I decided I wanted to start freediving after a trip to Malta two years ago, even though I wasn’t even aware it was a sport at the time. Near the hotel I was staying in was a deep pool of water in a beautiful, secluded bay. I decided to see how far down into it I could swim, using an old large-volume mask, no weights and no fins. I managed what I would estimate to be about 10 meters before the reduced light levels caused me to panic and dash to the surface. Instead of putting me off, this experience got me hooked; I did a scuba resort course on that same holiday, and joined a BSAC club when I got back to the UK.

At the moment I am currently scuba diving for pleasure, and am in a position to begin freediving seriously. The main attraction of freediving for me is the concept of competing against yourself and pushing your individual limits, which contrasts with other sports in which the object is to compete against others. Being in the water is also very relaxing, which is perhaps the most valuable thing I hope to gain from freediving.
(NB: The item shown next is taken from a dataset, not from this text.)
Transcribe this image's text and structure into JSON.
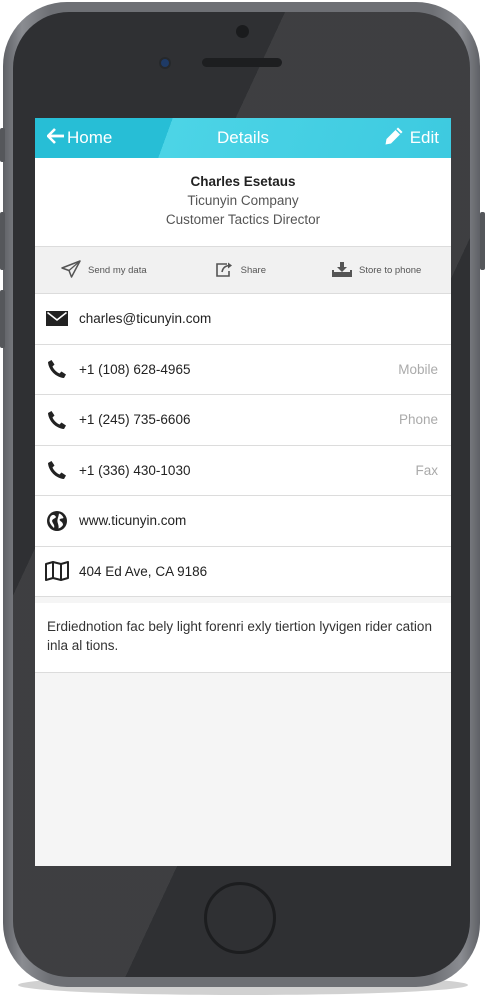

The only real training possible for me at the moment is static apnea. I hold my breath for a minimum of 4:00-4:30 every day. When doing this I usually begin with 5 minutes of pranayama yoga; alternate-nostril breathing with a 2:8:4 or 4:16:8 ratio of inhalation, holding and exhalation, and deep breathing from my diaphragm. My first breathhold is almost always 2:30 long, with contractions starting at about 1:45-2:00. I then increase this time by 30 seconds per hold, with 2 minutes between breatholds. In this interval I breathe normally for a minute then gradually deepen my inhalations until I am taking full breaths. Using this technique I can comfortably manage breatholds of over 4 minutes.

Fortunately, due to doing a lot of yoga and martial arts when I was younger, I find it quite easy to relax both in and out of the water. However, I have found pranayama yoga and meditation to be helpful for both relaxation and as a means of preparation.

I’ve also recently started running in an effort to improve my overall fitness levels before I start training for dynamic apnea. Hopefully this will enable me to transform my static times into a good dynamic distance.

The only logged depth I have achieved when freediving is 7m, outside a small harbour in Malta a year after I began scuba diving. I was in scuba fins and boots with no weights, which made it more than a little difficult to get under the water! Since I began training daily, I have also improved my dry static to 5:00 and wet static apnea to 4:30. Unfortunately I can’t push these times much further until I begin training in a pool with an observer; I’m wary of pushing myself too far as I currently train in the bath!

Now that I am in a position to begin freediving seriously, I have set myself a number of goals. I would love to be able to dive to 20m-25m for 2 minutes at a time in comfort. Until I get a wetsuit, I have no idea how much work this will take, or if I’m even capable of doing it. I would also like to try and extend my static to over 6 minutes. When I go to University this October, I intend to make full use of the pool and gym facilities to try and achieve these goals, and you can follow my progress in this series of articles on Deeper Blue!